Painting Tips & Techniques

Painting 101

  • Squeeze small amounts of paint onto palette as needed
  • Paint all surfaces, unless otherwise noted
  • Use as many coats as needed for good coverage
  • Let dry between coats and color changes
  • Clean brushes or sponges thoroughly before each color change
  • Erase remaining graphite lines before applying varnish
  • Completion time does not include drying time


How to Transfer Patterns

  • Use tracing paper to trace patterns.
  • Place transfer paper or graphite paper shiny side down onto surface. Note: Use dark transfer paper for light surfaces and light transfer paper for dark surfaces.
  • Place pattern on top of transfer paper and trace pattern lines with stylus. Remove pattern and transfer paper.


Simple Painting Strokes

  • Float/Side-Load: Dip flat or angular brush into clear water or extender. Lightly press on paper towel until sheen leaves bristles. Dip one corner of brush into paint. Stroke brush back and forth on palette, blending until color spreads evenly halfway across width of brush.
  • Double-Load: Dip flat or angular brush in clear water, lightly press on paper towel only until sheen leaves bristles. Two different colors of paint are loaded onto brush, one color on each corner. Stroke brush back and forth on palette, blending paint until color gradually blends in middle.
  • Shade: Apply shading using floating method; shading object with darker color adds dimension and makes object recede.
  • Highlight: Highlighting can be applied using floating method or dry-brushing. Highlight using a lighter color. Outline: Thin paint with water and fully load liner brush to outline object. Line work can be used to define an area or add finishing techniques. (Note: Permanent ink pen can also be used to outline objects.)
  • Stroke Painting: Strokes can be made with round, flat or filbert brush. Fully load brush with paint, touch to surface, apply pressure then release to create a comma-shaped stroke. Strokes are used for borders, flowers, etc.

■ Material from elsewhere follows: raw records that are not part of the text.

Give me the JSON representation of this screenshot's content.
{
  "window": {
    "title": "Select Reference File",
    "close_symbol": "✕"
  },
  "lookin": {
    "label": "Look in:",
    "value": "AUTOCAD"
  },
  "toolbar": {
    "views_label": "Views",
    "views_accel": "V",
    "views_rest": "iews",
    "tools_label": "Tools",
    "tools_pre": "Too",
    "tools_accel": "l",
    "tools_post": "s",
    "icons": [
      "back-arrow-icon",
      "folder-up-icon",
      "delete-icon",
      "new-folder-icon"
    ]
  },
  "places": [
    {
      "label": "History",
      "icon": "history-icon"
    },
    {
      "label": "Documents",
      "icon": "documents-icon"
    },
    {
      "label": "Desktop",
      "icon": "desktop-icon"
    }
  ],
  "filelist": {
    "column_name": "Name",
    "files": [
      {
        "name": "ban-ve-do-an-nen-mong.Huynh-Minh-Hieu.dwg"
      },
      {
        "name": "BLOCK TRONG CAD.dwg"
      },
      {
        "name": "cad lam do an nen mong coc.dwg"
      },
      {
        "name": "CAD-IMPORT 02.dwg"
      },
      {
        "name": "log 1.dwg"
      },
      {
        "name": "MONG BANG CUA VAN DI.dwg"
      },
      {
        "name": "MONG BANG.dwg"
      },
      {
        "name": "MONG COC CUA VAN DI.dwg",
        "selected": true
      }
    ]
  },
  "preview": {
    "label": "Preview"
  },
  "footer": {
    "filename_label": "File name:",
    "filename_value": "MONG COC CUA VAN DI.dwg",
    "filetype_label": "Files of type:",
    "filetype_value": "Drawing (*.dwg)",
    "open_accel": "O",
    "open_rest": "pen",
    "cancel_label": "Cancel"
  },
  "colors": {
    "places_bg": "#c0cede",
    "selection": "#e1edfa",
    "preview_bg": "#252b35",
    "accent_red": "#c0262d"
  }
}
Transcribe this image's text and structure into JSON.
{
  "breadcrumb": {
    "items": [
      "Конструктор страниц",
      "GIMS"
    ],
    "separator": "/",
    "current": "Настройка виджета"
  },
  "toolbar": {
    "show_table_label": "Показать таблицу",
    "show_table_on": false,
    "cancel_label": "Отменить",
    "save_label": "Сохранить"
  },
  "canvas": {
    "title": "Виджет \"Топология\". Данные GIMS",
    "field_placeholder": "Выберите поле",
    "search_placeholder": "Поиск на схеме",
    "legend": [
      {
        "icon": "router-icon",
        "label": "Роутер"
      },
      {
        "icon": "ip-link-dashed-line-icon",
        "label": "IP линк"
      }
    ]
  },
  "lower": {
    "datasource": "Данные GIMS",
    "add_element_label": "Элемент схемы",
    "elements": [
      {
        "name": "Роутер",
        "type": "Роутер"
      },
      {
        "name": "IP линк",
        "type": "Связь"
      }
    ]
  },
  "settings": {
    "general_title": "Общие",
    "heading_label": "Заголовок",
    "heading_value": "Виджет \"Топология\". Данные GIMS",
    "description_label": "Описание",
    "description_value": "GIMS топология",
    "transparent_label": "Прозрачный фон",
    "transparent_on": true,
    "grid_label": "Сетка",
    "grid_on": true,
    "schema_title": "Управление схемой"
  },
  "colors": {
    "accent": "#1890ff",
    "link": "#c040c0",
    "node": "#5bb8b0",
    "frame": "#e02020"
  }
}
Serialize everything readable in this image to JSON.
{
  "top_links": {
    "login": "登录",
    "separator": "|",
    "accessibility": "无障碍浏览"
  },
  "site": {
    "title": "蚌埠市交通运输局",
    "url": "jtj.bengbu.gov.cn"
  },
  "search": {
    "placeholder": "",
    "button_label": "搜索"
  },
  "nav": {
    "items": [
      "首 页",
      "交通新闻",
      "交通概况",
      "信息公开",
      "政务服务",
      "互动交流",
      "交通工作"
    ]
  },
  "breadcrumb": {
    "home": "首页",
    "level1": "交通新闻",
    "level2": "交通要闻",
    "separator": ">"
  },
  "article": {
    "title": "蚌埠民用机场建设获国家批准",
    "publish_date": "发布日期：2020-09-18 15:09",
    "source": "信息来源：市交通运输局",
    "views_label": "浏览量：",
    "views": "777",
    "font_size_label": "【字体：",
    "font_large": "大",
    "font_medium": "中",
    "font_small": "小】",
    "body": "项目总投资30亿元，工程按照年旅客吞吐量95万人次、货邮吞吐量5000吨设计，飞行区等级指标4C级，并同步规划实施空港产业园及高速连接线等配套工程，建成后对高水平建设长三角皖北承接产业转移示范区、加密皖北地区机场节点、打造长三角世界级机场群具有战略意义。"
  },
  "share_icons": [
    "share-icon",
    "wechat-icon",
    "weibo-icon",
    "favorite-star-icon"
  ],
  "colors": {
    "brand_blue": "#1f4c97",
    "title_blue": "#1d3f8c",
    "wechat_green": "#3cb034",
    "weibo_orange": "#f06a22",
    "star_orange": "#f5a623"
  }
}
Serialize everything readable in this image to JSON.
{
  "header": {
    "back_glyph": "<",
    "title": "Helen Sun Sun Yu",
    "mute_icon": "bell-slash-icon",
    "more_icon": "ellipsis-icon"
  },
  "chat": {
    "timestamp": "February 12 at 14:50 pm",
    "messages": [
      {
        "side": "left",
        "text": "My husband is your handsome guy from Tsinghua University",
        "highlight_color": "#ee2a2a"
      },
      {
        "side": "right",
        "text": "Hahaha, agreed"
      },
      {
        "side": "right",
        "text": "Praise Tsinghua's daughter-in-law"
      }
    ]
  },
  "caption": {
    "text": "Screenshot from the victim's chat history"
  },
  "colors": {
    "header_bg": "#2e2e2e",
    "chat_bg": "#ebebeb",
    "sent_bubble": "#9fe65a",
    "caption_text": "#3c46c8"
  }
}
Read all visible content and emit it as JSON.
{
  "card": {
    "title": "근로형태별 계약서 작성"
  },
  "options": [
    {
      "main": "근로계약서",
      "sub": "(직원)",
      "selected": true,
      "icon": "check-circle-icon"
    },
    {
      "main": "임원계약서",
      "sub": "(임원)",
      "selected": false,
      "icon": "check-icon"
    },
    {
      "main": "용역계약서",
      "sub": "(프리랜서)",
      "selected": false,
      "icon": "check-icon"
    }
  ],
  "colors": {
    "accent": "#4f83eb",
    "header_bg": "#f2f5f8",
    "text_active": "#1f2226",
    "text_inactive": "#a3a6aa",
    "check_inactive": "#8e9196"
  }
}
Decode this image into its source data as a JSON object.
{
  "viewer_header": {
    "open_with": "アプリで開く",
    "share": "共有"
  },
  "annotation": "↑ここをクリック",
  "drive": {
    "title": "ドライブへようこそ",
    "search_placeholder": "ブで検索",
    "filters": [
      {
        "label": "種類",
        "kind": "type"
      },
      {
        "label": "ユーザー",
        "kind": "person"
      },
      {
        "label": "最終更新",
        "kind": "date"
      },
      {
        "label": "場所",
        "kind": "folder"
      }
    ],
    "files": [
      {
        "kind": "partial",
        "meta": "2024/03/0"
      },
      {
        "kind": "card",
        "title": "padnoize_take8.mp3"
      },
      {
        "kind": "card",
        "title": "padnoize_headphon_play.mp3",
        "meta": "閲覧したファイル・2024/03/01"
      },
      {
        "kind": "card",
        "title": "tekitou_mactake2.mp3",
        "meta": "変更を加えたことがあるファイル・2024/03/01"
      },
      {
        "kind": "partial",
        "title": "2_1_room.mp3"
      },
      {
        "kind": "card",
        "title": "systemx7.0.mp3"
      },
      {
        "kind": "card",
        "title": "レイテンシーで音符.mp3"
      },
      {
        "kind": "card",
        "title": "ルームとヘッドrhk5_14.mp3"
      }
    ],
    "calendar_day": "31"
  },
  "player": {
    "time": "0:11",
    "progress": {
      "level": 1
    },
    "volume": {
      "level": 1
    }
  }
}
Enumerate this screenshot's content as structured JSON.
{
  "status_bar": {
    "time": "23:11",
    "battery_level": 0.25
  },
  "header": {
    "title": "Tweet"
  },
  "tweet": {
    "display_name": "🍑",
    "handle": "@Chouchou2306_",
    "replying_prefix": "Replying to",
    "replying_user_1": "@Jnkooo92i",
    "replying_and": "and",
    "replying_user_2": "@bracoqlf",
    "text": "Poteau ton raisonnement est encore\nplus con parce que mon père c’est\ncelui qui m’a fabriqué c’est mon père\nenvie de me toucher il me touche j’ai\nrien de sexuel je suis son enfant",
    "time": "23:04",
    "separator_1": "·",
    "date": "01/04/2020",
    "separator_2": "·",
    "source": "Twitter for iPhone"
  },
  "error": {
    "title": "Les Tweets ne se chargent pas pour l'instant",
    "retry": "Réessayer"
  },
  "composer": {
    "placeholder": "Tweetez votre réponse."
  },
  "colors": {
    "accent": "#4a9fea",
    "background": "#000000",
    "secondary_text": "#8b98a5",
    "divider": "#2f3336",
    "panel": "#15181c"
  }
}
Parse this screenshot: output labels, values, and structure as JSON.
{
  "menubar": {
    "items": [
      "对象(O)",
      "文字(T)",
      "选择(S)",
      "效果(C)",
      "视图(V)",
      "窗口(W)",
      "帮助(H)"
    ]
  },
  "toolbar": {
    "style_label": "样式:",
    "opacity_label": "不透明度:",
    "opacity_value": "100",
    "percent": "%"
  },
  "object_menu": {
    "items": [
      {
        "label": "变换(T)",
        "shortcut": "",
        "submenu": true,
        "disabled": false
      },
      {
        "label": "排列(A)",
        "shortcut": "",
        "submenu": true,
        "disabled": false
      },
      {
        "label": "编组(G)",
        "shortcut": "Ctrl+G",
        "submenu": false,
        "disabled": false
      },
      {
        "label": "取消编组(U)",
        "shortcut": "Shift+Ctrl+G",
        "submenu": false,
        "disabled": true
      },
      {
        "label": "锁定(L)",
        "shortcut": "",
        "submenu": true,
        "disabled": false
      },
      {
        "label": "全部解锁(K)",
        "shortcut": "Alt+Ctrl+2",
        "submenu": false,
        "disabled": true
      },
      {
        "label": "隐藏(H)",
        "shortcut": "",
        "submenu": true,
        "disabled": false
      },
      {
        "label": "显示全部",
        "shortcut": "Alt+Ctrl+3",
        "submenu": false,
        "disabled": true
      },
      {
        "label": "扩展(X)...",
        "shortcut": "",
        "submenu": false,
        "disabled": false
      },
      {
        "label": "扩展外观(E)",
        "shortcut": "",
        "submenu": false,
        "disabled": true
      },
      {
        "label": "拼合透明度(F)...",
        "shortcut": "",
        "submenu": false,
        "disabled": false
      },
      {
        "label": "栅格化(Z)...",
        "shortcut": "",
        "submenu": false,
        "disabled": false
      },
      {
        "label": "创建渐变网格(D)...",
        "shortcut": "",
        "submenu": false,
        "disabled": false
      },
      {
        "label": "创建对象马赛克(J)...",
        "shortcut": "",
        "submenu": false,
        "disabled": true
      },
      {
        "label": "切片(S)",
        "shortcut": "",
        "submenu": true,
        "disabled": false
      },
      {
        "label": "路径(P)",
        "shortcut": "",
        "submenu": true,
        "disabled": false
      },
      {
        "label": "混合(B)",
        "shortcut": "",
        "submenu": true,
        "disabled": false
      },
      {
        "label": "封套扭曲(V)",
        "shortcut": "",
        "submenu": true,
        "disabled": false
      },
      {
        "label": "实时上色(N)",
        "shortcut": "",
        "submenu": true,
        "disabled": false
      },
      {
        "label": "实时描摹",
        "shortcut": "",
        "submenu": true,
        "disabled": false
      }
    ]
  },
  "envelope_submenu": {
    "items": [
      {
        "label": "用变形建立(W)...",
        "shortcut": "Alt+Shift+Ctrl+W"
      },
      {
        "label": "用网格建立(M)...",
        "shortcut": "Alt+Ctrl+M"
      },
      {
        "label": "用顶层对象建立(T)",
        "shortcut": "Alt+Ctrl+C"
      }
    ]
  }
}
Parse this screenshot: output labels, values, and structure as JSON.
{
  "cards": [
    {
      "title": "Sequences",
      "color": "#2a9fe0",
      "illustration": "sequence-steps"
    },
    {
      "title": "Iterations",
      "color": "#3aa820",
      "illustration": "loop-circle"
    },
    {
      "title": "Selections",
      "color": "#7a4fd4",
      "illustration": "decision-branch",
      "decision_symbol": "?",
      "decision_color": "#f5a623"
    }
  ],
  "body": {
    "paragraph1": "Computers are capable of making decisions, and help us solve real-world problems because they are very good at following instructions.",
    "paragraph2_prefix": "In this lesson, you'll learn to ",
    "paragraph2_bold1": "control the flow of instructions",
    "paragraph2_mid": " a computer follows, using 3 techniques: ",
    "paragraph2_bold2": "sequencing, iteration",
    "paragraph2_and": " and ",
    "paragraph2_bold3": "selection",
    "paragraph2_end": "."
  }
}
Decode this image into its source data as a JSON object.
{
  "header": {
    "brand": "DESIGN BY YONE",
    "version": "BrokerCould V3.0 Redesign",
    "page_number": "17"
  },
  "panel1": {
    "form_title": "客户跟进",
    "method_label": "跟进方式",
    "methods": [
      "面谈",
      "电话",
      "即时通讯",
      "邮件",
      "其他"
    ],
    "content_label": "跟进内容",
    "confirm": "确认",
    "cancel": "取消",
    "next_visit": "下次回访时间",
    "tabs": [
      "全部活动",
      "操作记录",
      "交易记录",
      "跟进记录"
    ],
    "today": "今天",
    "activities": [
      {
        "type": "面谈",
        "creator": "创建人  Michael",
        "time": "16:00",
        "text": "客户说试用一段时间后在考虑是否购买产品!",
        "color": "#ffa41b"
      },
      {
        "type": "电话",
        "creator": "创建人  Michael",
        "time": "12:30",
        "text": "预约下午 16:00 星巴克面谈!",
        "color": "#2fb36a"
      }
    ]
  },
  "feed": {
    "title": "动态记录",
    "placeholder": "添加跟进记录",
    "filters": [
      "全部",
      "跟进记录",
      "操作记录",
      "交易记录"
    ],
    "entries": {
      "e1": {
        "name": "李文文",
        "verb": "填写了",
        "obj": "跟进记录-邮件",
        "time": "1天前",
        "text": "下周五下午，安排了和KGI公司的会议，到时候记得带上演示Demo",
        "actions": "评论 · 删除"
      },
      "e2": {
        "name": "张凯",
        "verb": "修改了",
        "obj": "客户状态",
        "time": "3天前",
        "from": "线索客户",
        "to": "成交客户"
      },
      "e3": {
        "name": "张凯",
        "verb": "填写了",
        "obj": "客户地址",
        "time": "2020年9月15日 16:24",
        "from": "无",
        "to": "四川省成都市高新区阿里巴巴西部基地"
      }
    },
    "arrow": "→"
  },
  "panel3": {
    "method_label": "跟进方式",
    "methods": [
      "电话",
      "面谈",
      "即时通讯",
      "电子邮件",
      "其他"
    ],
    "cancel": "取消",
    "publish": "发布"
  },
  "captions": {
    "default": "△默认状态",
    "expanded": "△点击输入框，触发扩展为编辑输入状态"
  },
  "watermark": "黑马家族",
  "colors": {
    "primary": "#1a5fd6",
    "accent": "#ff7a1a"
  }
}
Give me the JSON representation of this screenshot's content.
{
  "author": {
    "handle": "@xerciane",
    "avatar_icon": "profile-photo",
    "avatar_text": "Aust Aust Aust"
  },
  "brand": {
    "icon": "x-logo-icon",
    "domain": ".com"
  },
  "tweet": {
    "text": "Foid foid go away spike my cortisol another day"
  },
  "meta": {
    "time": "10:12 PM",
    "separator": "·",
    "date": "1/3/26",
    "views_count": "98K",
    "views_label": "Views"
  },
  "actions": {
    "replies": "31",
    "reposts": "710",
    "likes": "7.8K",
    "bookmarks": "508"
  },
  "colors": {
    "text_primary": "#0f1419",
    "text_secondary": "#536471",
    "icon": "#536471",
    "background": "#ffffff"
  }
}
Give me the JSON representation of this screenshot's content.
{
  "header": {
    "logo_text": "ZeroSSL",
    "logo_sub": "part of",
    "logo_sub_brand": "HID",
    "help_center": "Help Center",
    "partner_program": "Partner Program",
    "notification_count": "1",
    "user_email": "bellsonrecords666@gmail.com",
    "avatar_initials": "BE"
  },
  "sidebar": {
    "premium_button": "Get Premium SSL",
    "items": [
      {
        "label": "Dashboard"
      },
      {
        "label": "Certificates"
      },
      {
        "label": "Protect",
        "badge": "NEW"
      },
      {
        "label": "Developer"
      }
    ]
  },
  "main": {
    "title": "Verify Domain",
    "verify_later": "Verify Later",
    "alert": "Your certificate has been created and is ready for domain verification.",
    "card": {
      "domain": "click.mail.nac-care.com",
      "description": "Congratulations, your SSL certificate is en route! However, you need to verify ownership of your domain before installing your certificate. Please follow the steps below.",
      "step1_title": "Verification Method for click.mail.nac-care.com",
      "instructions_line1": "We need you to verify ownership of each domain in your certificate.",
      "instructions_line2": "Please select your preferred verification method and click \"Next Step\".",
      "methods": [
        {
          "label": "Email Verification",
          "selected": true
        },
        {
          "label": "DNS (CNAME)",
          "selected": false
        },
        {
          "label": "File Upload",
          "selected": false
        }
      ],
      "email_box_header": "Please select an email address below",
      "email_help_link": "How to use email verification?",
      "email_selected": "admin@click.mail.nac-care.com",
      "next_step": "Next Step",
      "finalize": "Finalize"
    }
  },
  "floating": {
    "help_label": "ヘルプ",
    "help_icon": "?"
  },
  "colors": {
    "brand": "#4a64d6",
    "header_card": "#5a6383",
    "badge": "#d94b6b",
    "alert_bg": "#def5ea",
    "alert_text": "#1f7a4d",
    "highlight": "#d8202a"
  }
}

Glossary of Paint Terms

Antique: Apply watered-down application of paint or gel stain to surface. Wipe color off with soft cloth before stain dries, leaving more in recessed areas.
Back-to-back: Used to add light or dark values in the center of an object; float paint down center, flip brush, and repeat along opposite side.
Basecoat: Apply a smooth application of paint to cover surface. Allow paint to dry thoroughly between coats.
Brush mix: Dip brush into first color then second color; blend together on palette.
Dry brush: Touch tip of bristle brush into paint and wipe excess color off onto paper towel. Use very light pressure to skim brush over surface, building color gradually. Do not rinse brush in water until dry brushing is completed.
Dots: Dip paintbrush handle into paint, then touch to surface. For same size dots, reload with paint after each application. Use toothpick for tiny dots.
Double-Loading: Dip one side edge of brush into first paint color, and other into second paint color. Stroke back and forth across paper plate to blend.
Floating Color: Dip brush in water and blot excess on paper towel, leaving some water in bristles. Dip one corner of brush into paint. Turn brush so bristles are flat against palette. Stroke brush back and forth to move paint 1/2 to 3/4 of the way across bristles. Paint should be vibrant on edge of brush and fade to "nothing".
Glazing: Use less paint than washing. Apply very little paint to brush for just a hint of color; color should be very sheer.
Highlighting: Add reflected light areas to design with lighter paint tones.
Layering Colors: The process of building values on top of another to create form. Each time a light or dark color is added, center new value within a smaller area of previous color.
Shading: Add shadow areas to design with darker paint tones.
Sideloading: Similar to floating color, except less water and more paint are combined on brush for a stronger line of color.
Spatter: Dip stiff-bristled brush, or old toothbrush, into water-thinned paint. Holding brush 4"-5" from surface, drag thumbnail or knife across bristles. Paint consistency determines spatter size. Thinner paint makes larger spatters. Practice on paper before painting on project. Protect surrounding area with newspapers or drop cloth.
Sponge Painting: Wet sponge; squeeze out excess water. Sponge should be damp, not wet. Dip into paint, then dab on paper towel to remove excess.
Stenciling: Load sponge or brush, dab excess onto paper towel. It's always better to use too little paint than too much. More paint can always be added.
Stippling: Using stipple brush or stencil brush, lightly "tap" surface with pouncing motion. Very little paint should be used.
Wash: Thin or dilute paint with equal parts water to make a transparent mixture.
Wet into wet: Base-paint an area and while it is still wet, apply another color next to or on top of the base color. Lightly blend the two colors together.